A quitclaim deed is a document that transfers any interest you may have in a particular piece of property. If you have no interest, the quitclaim deed will transfer no interest. If you own the property outright, the quitclaim deed will transfer that ownership interest to the grantee. However, a quitclaim deed does not promise or represent to a grantee that you have any interest in the property.
If an elderly relative owns a home and quit claims it to you before going into a nursing home the home may be at risk for the Medicaid lookback rule. The Medicaid lookback rule may allow the government to try to recover medical costs by selling an asset such as a home. How does Medicaid treat quit claim deeds? Discover what documentation to gather to protect the home.
Whenever a home owner transfers all or part of the ownership of a property using a quit claim deed, the person who they're transferring ownership to receives the property interest at the same cost basis that the home owner bought it for. While the percentage of ownership may vary, the cost basis used remains the same regardless of when the transfer takes place. As a result, when you sell a home that you receive through a quit claim deed you'll owe capital gains taxes calculated using the previous owner's cost basis.
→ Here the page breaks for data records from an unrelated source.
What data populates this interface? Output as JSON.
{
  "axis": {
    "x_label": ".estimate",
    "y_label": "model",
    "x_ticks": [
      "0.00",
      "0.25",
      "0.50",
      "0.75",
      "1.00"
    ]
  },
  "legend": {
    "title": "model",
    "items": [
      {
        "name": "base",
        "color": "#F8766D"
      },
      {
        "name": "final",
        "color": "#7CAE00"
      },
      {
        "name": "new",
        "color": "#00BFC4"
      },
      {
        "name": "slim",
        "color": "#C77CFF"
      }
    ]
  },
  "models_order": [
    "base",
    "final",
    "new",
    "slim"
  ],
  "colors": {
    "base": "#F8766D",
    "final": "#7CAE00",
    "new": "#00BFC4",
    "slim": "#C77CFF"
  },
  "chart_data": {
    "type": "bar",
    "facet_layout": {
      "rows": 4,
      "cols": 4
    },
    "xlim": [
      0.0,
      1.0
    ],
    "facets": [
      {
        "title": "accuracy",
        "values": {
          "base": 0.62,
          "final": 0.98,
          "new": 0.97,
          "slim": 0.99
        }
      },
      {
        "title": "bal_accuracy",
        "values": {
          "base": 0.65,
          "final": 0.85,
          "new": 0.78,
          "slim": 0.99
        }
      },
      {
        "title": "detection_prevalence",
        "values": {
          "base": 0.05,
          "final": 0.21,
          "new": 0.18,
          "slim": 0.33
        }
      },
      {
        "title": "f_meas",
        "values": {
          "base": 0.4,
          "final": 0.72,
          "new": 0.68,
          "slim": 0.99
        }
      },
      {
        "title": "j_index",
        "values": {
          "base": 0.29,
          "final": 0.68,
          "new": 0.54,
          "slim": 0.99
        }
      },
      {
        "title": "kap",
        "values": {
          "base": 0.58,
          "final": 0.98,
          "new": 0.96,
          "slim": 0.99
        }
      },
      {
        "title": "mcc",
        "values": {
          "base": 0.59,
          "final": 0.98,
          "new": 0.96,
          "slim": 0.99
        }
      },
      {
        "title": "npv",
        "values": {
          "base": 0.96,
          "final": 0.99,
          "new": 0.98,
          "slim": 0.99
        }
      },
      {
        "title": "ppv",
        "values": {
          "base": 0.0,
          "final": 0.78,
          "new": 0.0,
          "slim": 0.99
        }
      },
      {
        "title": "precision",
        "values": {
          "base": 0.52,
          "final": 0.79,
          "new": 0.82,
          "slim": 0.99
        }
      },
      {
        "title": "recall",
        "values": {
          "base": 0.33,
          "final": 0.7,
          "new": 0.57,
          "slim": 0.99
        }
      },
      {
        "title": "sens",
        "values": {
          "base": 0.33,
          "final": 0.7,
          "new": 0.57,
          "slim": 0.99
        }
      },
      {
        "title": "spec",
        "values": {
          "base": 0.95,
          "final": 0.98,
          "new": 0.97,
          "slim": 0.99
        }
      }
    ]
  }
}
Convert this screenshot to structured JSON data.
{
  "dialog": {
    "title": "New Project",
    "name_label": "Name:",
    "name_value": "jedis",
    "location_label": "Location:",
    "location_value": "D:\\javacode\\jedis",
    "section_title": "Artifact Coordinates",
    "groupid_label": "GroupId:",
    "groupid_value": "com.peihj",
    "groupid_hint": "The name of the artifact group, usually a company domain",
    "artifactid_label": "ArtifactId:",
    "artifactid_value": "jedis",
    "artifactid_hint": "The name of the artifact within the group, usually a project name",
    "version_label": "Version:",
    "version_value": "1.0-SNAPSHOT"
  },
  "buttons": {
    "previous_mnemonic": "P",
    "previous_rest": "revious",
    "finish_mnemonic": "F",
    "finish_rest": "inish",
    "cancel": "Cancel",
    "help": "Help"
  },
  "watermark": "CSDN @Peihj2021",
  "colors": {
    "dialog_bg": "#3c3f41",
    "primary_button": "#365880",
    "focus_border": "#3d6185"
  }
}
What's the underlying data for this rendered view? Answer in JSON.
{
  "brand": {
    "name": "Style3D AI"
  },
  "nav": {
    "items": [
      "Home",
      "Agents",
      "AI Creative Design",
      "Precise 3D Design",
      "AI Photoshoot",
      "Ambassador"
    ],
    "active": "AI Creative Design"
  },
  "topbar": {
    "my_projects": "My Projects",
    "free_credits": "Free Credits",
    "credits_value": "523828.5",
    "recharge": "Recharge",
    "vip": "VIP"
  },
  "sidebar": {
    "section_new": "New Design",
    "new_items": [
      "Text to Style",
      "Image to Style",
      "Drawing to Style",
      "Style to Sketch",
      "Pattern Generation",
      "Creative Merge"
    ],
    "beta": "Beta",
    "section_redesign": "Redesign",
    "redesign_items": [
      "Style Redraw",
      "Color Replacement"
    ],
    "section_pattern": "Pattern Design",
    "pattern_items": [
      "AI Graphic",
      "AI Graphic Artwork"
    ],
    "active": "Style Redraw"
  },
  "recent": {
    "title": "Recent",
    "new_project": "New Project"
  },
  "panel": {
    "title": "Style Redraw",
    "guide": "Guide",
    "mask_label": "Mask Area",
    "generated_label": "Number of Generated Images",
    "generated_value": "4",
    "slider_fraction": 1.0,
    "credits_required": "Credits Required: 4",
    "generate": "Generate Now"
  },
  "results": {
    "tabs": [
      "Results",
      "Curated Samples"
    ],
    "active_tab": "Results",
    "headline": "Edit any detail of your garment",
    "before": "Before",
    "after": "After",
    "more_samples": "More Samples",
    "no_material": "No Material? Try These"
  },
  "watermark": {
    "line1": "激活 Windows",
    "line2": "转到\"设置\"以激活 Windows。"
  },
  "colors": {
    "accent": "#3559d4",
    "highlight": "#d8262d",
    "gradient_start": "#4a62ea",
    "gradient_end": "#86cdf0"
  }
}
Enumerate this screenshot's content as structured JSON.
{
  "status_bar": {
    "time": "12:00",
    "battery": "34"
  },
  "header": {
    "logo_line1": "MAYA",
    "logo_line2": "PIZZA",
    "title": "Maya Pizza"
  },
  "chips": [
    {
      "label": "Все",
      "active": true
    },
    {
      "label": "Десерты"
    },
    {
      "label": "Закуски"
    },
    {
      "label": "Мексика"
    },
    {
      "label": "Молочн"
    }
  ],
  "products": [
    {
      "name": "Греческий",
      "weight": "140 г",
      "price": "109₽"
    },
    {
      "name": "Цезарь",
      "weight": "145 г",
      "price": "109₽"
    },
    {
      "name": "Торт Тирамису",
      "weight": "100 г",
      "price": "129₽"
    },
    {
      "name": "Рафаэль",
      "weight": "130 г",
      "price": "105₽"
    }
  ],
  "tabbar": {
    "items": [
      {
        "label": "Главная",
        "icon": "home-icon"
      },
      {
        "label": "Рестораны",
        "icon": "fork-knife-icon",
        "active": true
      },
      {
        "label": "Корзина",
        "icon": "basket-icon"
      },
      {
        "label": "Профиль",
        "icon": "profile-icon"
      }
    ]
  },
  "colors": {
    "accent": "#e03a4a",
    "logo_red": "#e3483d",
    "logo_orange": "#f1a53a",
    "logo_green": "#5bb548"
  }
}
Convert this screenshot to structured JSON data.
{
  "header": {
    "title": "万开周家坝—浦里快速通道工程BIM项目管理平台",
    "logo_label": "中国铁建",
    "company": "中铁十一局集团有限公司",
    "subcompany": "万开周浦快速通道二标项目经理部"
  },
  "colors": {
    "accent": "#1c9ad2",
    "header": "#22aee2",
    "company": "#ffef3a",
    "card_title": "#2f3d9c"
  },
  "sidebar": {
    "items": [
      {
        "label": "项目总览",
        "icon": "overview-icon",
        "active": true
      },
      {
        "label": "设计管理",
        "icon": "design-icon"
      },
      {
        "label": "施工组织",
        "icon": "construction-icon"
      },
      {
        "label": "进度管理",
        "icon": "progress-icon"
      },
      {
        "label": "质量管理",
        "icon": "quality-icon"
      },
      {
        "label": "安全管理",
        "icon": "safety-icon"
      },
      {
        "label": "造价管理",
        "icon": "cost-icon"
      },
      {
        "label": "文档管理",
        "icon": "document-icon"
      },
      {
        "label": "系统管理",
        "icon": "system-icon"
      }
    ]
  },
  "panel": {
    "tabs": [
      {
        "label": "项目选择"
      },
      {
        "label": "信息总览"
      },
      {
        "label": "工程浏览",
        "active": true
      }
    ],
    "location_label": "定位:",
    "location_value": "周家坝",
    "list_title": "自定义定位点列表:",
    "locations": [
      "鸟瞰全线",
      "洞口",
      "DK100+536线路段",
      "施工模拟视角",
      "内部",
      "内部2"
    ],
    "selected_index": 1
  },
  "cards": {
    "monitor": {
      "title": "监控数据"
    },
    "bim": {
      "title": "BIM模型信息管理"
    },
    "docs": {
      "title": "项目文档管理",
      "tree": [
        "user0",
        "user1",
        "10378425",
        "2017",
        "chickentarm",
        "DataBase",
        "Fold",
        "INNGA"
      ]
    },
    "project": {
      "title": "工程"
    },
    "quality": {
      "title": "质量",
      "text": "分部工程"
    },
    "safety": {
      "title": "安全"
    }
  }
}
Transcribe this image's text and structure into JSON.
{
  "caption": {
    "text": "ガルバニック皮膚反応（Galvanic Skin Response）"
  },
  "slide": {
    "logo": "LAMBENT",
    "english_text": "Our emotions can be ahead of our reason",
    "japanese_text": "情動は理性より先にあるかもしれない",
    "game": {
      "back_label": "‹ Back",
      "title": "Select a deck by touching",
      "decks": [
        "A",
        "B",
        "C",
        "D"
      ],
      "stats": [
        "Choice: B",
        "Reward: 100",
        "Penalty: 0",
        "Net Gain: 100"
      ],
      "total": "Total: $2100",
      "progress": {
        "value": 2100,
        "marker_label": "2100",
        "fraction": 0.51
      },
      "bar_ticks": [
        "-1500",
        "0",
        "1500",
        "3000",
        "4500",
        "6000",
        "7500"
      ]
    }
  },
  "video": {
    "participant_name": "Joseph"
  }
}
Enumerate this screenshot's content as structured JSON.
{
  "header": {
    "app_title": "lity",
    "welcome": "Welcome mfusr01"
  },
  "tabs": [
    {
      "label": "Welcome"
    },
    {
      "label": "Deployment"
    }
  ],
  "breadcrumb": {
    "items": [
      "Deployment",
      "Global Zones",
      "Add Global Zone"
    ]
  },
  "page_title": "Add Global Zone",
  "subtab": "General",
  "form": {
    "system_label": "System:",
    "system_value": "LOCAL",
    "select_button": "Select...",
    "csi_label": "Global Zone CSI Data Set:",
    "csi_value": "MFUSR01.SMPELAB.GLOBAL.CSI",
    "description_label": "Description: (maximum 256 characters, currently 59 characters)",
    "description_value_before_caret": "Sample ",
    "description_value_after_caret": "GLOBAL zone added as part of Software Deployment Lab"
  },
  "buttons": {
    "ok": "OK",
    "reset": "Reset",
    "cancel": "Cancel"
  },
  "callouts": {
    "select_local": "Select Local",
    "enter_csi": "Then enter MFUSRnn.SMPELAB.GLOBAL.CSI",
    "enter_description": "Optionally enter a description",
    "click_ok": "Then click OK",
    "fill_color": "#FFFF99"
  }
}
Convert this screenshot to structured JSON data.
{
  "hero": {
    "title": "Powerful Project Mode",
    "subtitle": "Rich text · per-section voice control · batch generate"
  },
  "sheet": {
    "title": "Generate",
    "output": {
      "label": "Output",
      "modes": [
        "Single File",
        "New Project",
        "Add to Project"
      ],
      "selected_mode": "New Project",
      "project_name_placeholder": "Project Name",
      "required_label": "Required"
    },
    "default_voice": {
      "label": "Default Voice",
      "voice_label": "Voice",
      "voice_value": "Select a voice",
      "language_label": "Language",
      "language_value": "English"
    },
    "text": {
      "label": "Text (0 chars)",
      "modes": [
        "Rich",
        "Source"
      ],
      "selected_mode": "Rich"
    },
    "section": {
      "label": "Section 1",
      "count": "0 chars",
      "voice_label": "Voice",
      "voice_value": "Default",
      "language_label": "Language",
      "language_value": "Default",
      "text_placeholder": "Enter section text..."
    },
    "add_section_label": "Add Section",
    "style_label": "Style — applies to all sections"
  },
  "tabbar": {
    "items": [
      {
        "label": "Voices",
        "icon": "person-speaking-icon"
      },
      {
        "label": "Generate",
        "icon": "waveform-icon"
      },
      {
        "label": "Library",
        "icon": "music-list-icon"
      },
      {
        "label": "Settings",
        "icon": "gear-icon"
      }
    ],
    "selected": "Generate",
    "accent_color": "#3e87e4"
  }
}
When you owe money to creditors they may put a lien on your home. When you sell your home you have to pay off the liens with the proceeds from the sale. Transferring ownership of your home using a quit claim deed will not remove the liens. Using a quit claim deed in this situation may be a fraudulent conveyance.
When you receive ownership to a property through a quit claim deed, you also get the property at the cost basis that the previous owners had. This may lead to capital gains taxes when you sell the home. To know how much capital gains tax you will owe, contact a tax preparer such as an accountant or enrolled agent.
This person wants to use their Power of Attorney to execute a quit claim deed and gain ownership of their mother's home to avoid the home being used to pay for nursing care. The government can trace transactions such as a quit claim and this one could be seen as fraud. A real estate attorney can help figure out if there is a way to structure the transaction to help the mother pay for her nursing care.